Many of the books we read influence us in subtle ways that enrich our writing without defining it. Some influence us by opening a window in our minds that wasn't there before. In a nutshell, books make us think.
The recent flap over a romance novel titled For Such a Time whose plot features a concentration camp inmate falling in love with her Nazi captor has aroused the wrath of various critics and readers on grounds that it is too discomfiting and disturbing to have been published.
Instead of being a lovefest or a cyber tea party, #AskELJames turned into a free-for-all where critics of all kinds told James what they thought of her books and her writing. The responses prompted this furious denunciation from Rice, an author I admire.
Each spring bibliophiles and Brando buffs flock to the Tennessee Williams/New Orleans Literary Festival to pay homage to the late great playwright, who penned A Streetcar Named Desire in what he called his "spiritual home."
How many rejection letters can one person take? They are our version of the torn Achilles before the big game, the participation medals and last place finishes. But still, like that flying tomato boy, we go on.
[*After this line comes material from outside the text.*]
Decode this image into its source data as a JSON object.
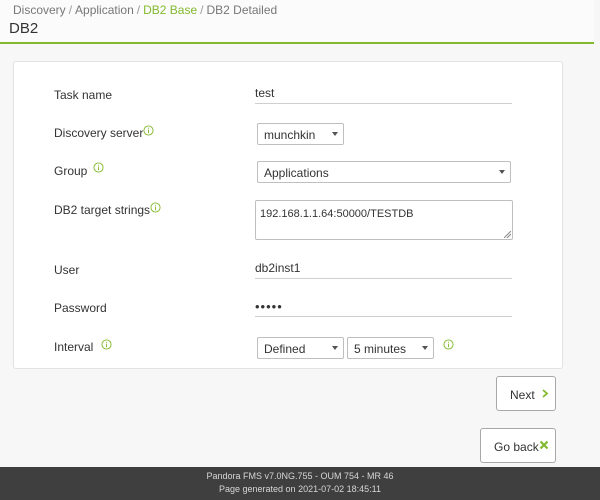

I do some readings from the book in a sultry, serious voice that's getting me some weird mail on Facebook (the background music is creepy and fun too), and my mother, Anne Rice, joins us to pretend that she's actually read the book.
By the time she was 20, Joanna Psoroyannis had arrived in Astoria with only her dreams and a couple of suitcases. She had enrolled at New York University, where she planned to pursue a fine-arts degree.
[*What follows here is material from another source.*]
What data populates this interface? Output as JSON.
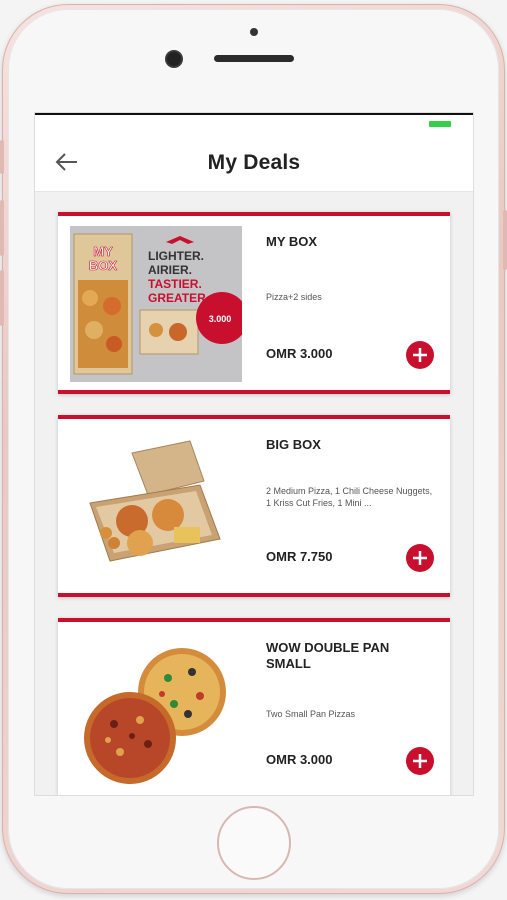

As much as I'm tempted to join Anne Rice, I am publicly declaring my imperfect love for an imperfect world for which Christ demonstrated perfect love. I am a Christian because
Christ demonstrated love humanity.